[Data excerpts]
>>
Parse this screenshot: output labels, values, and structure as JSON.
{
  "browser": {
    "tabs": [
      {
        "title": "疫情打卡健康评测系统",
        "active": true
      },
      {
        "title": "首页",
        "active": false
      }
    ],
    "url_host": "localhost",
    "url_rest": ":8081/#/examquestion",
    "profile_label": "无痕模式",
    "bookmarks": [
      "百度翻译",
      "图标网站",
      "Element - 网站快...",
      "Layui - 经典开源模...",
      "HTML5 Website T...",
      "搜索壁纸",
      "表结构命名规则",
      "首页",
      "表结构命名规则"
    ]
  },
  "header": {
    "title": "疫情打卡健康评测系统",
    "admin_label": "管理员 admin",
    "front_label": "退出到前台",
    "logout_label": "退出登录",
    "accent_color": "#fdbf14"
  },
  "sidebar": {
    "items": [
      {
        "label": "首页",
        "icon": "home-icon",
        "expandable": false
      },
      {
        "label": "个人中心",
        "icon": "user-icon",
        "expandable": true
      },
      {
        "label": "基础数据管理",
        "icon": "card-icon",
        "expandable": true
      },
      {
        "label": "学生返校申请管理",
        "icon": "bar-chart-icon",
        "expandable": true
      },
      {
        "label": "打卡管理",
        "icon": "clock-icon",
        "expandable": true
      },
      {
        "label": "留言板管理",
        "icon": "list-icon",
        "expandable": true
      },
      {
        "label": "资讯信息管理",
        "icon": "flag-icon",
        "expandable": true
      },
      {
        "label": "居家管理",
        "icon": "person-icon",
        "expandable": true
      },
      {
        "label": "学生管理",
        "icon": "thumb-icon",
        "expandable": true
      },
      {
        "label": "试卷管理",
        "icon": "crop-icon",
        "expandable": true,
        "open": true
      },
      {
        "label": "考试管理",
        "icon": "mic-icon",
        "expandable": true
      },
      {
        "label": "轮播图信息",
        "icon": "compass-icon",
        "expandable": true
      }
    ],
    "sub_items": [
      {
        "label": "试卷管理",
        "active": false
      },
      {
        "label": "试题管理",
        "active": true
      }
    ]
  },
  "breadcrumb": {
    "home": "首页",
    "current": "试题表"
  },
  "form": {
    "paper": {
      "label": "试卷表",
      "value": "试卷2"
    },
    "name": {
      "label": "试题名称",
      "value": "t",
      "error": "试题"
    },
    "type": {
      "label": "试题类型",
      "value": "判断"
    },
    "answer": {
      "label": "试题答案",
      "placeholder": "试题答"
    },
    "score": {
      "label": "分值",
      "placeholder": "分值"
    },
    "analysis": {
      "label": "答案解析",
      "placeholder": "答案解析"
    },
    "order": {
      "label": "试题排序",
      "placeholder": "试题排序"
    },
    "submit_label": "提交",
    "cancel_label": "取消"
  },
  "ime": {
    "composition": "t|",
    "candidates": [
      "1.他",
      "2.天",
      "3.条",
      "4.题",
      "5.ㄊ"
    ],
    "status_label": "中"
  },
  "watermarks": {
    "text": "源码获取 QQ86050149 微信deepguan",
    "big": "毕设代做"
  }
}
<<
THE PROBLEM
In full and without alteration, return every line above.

OUTPUT FOR THIS EXERCISE
Parse this screenshot: output labels, values, and structure as JSON.
{
  "browser": {
    "tabs": [
      {
        "title": "疫情打卡健康评测系统",
        "active": true
      },
      {
        "title": "首页",
        "active": false
      }
    ],
    "url_host": "localhost",
    "url_rest": ":8081/#/examquestion",
    "profile_label": "无痕模式",
    "bookmarks": [
      "百度翻译",
      "图标网站",
      "Element - 网站快...",
      "Layui - 经典开源模...",
      "HTML5 Website T...",
      "搜索壁纸",
      "表结构命名规则",
      "首页",
      "表结构命名规则"
    ]
  },
  "header": {
    "title": "疫情打卡健康评测系统",
    "admin_label": "管理员 admin",
    "front_label": "退出到前台",
    "logout_label": "退出登录",
    "accent_color": "#fdbf14"
  },
  "sidebar": {
    "items": [
      {
        "label": "首页",
        "icon": "home-icon",
        "expandable": false
      },
      {
        "label": "个人中心",
        "icon": "user-icon",
        "expandable": true
      },
      {
        "label": "基础数据管理",
        "icon": "card-icon",
        "expandable": true
      },
      {
        "label": "学生返校申请管理",
        "icon": "bar-chart-icon",
        "expandable": true
      },
      {
        "label": "打卡管理",
        "icon": "clock-icon",
        "expandable": true
      },
      {
        "label": "留言板管理",
        "icon": "list-icon",
        "expandable": true
      },
      {
        "label": "资讯信息管理",
        "icon": "flag-icon",
        "expandable": true
      },
      {
        "label": "居家管理",
        "icon": "person-icon",
        "expandable": true
      },
      {
        "label": "学生管理",
        "icon": "thumb-icon",
        "expandable": true
      },
      {
        "label": "试卷管理",
        "icon": "crop-icon",
        "expandable": true,
        "open": true
      },
      {
        "label": "考试管理",
        "icon": "mic-icon",
        "expandable": true
      },
      {
        "label": "轮播图信息",
        "icon": "compass-icon",
        "expandable": true
      }
    ],
    "sub_items": [
      {
        "label": "试卷管理",
        "active": false
      },
      {
        "label": "试题管理",
        "active": true
      }
    ]
  },
  "breadcrumb": {
    "home": "首页",
    "current": "试题表"
  },
  "form": {
    "paper": {
      "label": "试卷表",
      "value": "试卷2"
    },
    "name": {
      "label": "试题名称",
      "value": "t",
      "error": "试题"
    },
    "type": {
      "label": "试题类型",
      "value": "判断"
    },
    "answer": {
      "label": "试题答案",
      "placeholder": "试题答"
    },
    "score": {
      "label": "分值",
      "placeholder": "分值"
    },
    "analysis": {
      "label": "答案解析",
      "placeholder": "答案解析"
    },
    "order": {
      "label": "试题排序",
      "placeholder": "试题排序"
    },
    "submit_label": "提交",
    "cancel_label": "取消"
  },
  "ime": {
    "composition": "t|",
    "candidates": [
      "1.他",
      "2.天",
      "3.条",
      "4.题",
      "5.ㄊ"
    ],
    "status_label": "中"
  },
  "watermarks": {
    "text": "源码获取 QQ86050149 微信deepguan",
    "big": "毕设代做"
  }
}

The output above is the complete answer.